¾ cup cocoa powder

2 teaspoons baking soda

1 teaspoon baking powder

1 teaspoon salt

2 large eggs

1 cup strong, hot black coffee

1 cup milk (I used 2%, but whole works perfectly too)

1 teaspoon white vinegar

½ cup vegetable oil

1 Tablespoon pure vanilla extract

Preheat oven to 350 F. Line cupcake tin with cupcake liners.

In bowl of electric mixer, combine all dry ingredients. Add all remaining ingredients to bowl with the dry ingredients and mix until very well incorporated, about 2 minutes on medium speed. The batter is supposed to be very thin.

Pour the batter into prepared cupcake tins until 2/3 full. Bake cupcakes for 15-17 minutes or until toothpick comes out with just a few crumbs (moist is what we’re going for, so no clean toothpicks!) Let cupcakes cool for about 5-10 minutes in the pans, then transfer to a wire rack to finish cooling.

Chocolate Ganache

For the filling and the whipped ganache frosting

½ cup sweetened condensed milk

1 ¼ cup heavy cream

11 ounces unsweetened chocolate

8 Tablespoons (1 stick) unsalted butter, cut into 10-16 cubes

1 cup sugar

Chop the chocolate into pea sized pieces. Combine chocolate and butter in a medium sized bowl. Set aside.

Combine sweetened condensed milk, heavy cream, and sugar in a medium saucepan. Bring to a boil. Once mixture boils, immediately pour over chocolate and butter mixture. Let sit for five whole minutes, then whisk well until incorporated (It might take a bit of whisking before it’s completely incorporated).

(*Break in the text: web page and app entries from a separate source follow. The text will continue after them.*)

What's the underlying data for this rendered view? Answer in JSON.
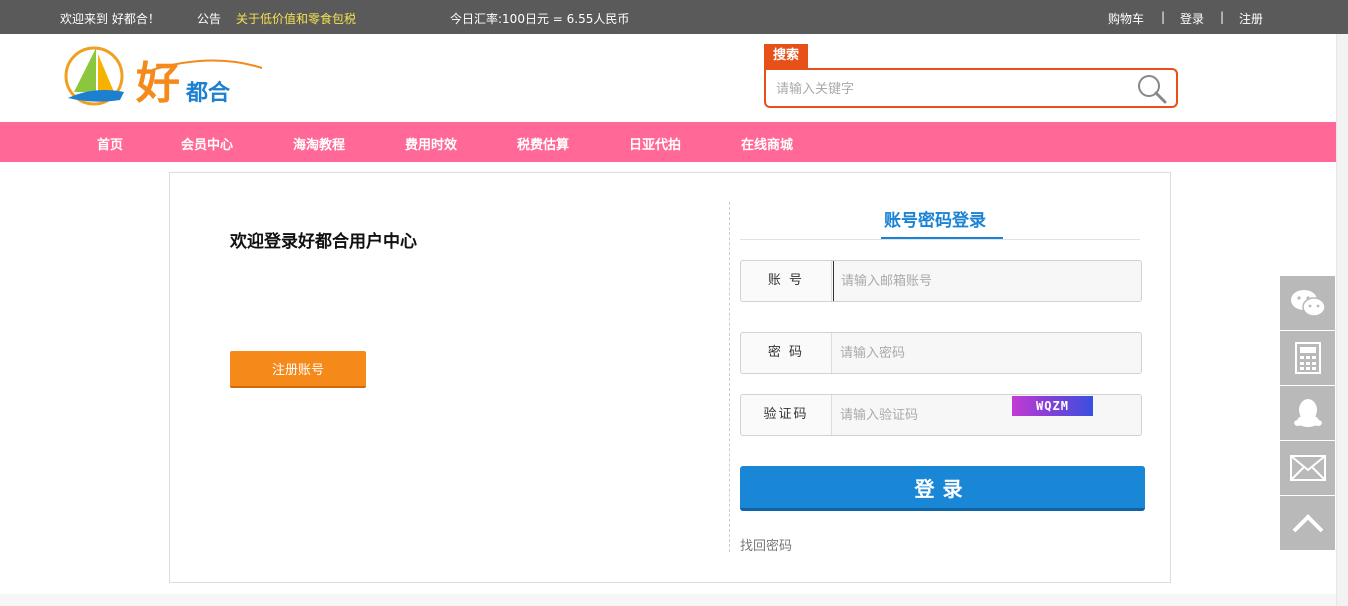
{
  "topbar": {
    "welcome": "欢迎来到  好都合！",
    "notice_label": "公告",
    "notice_text": "关于低价值和零食包税",
    "exchange_rate": "今日汇率:100日元 = 6.55人民币",
    "cart": "购物车",
    "separator": "|",
    "login": "登录",
    "register": "注册"
  },
  "logo": {
    "big_char": "好",
    "small_chars": "都合"
  },
  "search": {
    "tab_label": "搜索",
    "placeholder": "请输入关键字"
  },
  "nav": {
    "items": [
      {
        "label": "首页"
      },
      {
        "label": "会员中心"
      },
      {
        "label": "海淘教程"
      },
      {
        "label": "费用时效"
      },
      {
        "label": "税费估算"
      },
      {
        "label": "日亚代拍"
      },
      {
        "label": "在线商城"
      }
    ]
  },
  "left": {
    "welcome_title": "欢迎登录好都合用户中心",
    "register_button": "注册账号"
  },
  "login": {
    "tab_label": "账号密码登录",
    "account_label": "账 号",
    "account_placeholder": "请输入邮箱账号",
    "password_label": "密 码",
    "password_placeholder": "请输入密码",
    "captcha_label": "验证码",
    "captcha_placeholder": "请输入验证码",
    "captcha_text": "WQZM",
    "submit_label": "登录",
    "forgot_link": "找回密码"
  },
  "side_tools": [
    "wechat-icon",
    "calculator-icon",
    "qq-icon",
    "mail-icon",
    "back-to-top-icon"
  ],
  "colors": {
    "topbar_bg": "#5a5a5a",
    "notice": "#f5e150",
    "search_accent": "#e8501a",
    "nav_bg": "#ff6897",
    "login_blue": "#1a86d6",
    "register_orange": "#f5891a",
    "side_tool_bg": "#b9b9b9"
  }
}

Set aside 1 cup of the ganache for the filling. The remaining ganache will be for the whipped frosting and needs to be cooled completely. When it has cooled (and is much thicker) the ganache is ready to be whipped. Transfer the ganache to the bowl of an electric mixer fitted with the whisk or paddle attachment. Whip on medium until light brown and fluffy (5-10 minutes). Use immediately to spread or pipe onto the cooled cupcakes. The ganache will firm up more once spread or piped.

Filling:

Mix about 1 cup of prepared ganache with 1 tablespoon strong black coffee. If you want a stronger coffee taste, add very fine instant coffee powder or espresso powder to taste. If no coffee flavor is desired, omit coffee and just use ganache as is for filling.

Assembly:

When cupcakes are completely cooled, fill the centers with some of the ganache. There are a few techniques out there for filling cupcakes, and Annie’s Eats has a good tutorial with photos for three different methods you should check out here. For my cupcakes, I chose to use a pastry bag fitted with a round tip. To do this, insert the tip into the cupcake and squeeze to pipe in a small amount of the ganache.

When the cupcakes are filled, use a pastry bag to pipe the whipped ganache onto the cupcakes (I used a round Wilton 2A tip). Alternatively, spread a big dollop of the whipped ganache on with a spatula. Either way tastes perfectly divine.

Top with chocolate shavings and sprinkles, if desired. Cute little toothpick signs are another fun option!

Love, B

P.S. Molly enjoyed her cupcakes, here’s Instagram proof. . .

Chocolate Cupcakes slightly adapted from Sweetapolita.

Ganache adapted from this post.